Distance multivariance is a multivariate dependence measure, which can detect dependencies between an arbitrary number of random vectors each of which can have...07.02.2020 | Read more
Largest-ever study analyzing cells' individual blueprints reveals new patterns in the global distribution and diversity of ocean microbes
A single drop of seawater can contain a wide representation of ocean microbes from around the world - revealing novel insights into the ecology, evolution and...13.12.2019 | Read more
Every tenth couple worldwide is affected by infertility. The reasons for this are manifold, but mostly well researched. Nevertheless, about fifteen percent of cases remain unexplained. A team of biologists at TU Dresden has now gained new insights into the metabolic properties that make up a good sperm cell.
Thanks to the advanced possibilities, in vitro fertilization is part of everyday medical practice.
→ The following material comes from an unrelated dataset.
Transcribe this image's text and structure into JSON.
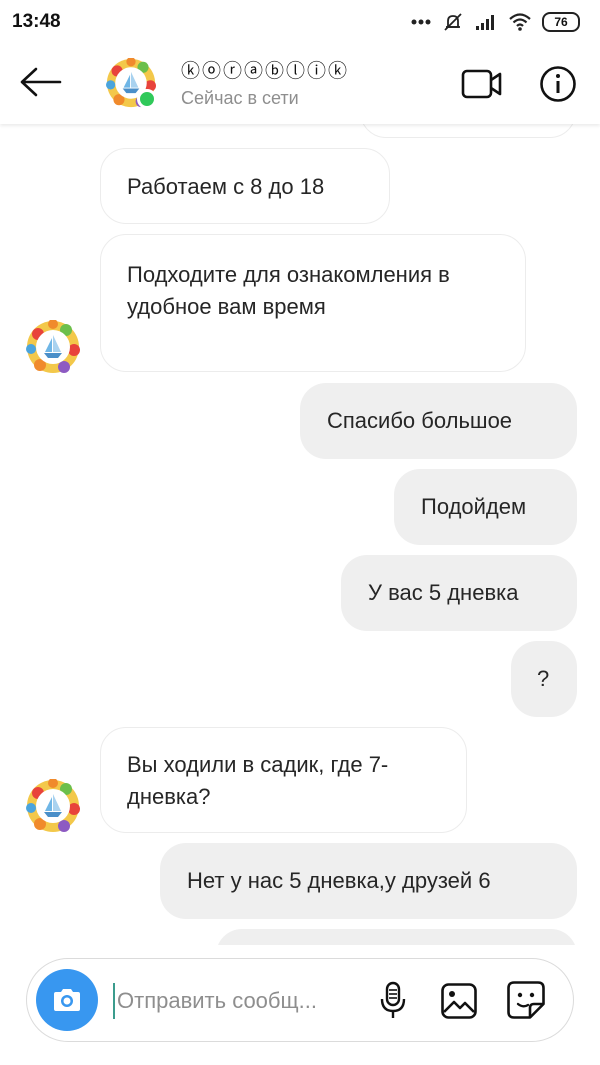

The so-called swim-up method is a sperm purification method...29.11.2019 | Read more
Larger parts of the cerebral cortex than thought process tactile stimuli
An encouraging pat on the back or a soft sweater on the skin - even things that we do not actively explore with the hands, we perceive with our body...27.11.2019 | Read more
Traditional single-cell sequencing methods help to reveal insights about cellular differences and functions - but they do this with static snapshots only...
“Core-shell” clusters pave the way for new efficient nanomaterials that make catalysts, magnetic and laser sensors or measuring devices for detecting electromagnetic radiation more efficient.
Whether in innovative high-tech materials, more powerful computer chips, pharmaceuticals or in the field of renewable energies, nanoparticles – smallest...
An international research team with Prof. Cornelia Denz from the Institute of Applied Physics at the University of Münster develop for the first time light fields using caustics that do not change during propagation. With the new method, the physicists cleverly exploit light structures that can be seen in rainbows or when light is transmitted through drinking glasses.
Modern applications as high resolution microsopy or micro- or nanoscale material processing require customized laser beams that do not change during...
Although no life has been detected on the Martian surface, a new study from astrophysicist and research scientist at the Center for Space Science at NYU Abu...
New approach creates synthetic layered magnets with unprecedented level of control over their magnetic properties
The magnetic properties of a chromium halide can be tuned by manipulating the non-magnetic atoms in the material, a team, led by Boston College researchers,...
23.07.2020 | Event News
21.07.2020 | Event News
07.07.2020 | Event News
04.08.2020 | Physics and Astronomy
04.08.2020 | Physics and Astronomy
04.08.2020 | Physics and Astronomy